-- Opening Marker --

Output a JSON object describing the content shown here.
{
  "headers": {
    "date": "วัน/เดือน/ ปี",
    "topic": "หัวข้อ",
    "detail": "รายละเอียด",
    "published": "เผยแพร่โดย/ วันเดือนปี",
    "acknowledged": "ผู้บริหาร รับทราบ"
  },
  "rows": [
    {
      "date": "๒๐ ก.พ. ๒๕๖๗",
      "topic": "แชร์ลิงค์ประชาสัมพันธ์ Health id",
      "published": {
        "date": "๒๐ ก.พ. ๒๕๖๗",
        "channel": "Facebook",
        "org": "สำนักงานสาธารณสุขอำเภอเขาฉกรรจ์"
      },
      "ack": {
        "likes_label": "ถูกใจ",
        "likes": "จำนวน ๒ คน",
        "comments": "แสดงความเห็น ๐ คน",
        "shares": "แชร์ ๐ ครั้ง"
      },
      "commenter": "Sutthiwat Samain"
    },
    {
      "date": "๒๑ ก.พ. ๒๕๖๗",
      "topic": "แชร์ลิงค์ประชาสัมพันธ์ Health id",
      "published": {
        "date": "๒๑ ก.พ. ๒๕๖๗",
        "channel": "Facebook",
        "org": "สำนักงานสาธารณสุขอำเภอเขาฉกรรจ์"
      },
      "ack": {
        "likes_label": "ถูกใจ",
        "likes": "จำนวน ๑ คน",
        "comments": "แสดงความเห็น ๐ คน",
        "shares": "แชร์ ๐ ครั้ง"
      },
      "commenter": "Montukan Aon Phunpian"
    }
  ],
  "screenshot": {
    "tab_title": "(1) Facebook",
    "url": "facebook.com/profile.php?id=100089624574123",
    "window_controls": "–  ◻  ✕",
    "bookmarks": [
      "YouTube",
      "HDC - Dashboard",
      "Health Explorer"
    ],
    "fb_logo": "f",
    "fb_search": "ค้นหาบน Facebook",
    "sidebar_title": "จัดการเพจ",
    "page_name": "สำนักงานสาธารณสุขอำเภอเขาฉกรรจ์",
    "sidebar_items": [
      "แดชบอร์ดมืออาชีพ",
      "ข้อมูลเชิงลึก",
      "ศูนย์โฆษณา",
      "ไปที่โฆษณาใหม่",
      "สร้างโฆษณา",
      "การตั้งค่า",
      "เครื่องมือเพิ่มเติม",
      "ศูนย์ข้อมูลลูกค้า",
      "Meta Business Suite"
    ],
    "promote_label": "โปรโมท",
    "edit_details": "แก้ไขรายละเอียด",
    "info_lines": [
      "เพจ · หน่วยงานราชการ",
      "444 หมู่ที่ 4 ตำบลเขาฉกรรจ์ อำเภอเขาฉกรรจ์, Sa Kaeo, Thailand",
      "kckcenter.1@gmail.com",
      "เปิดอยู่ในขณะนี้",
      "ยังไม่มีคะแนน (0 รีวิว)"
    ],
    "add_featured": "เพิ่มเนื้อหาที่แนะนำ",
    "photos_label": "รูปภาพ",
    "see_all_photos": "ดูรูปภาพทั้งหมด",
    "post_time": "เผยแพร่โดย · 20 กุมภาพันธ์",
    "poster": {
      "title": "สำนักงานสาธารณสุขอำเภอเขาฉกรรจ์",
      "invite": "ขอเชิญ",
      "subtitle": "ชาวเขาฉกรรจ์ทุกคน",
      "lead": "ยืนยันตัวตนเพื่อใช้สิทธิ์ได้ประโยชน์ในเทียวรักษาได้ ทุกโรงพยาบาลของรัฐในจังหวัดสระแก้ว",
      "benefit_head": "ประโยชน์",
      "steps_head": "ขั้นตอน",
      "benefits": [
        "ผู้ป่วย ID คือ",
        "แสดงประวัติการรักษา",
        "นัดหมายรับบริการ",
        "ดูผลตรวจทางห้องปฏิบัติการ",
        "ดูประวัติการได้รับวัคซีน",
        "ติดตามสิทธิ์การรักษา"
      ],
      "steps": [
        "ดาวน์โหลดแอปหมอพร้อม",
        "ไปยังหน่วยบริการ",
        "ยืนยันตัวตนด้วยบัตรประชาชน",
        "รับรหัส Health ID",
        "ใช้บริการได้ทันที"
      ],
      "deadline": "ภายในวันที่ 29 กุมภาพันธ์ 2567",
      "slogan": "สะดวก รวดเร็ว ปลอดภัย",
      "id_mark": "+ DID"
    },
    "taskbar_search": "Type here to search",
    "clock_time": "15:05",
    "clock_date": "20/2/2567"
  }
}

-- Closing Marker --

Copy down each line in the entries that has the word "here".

▸ **RESULT BELOW**
Output a JSON object describing the content shown here.
    "taskbar_search": "Type here to search",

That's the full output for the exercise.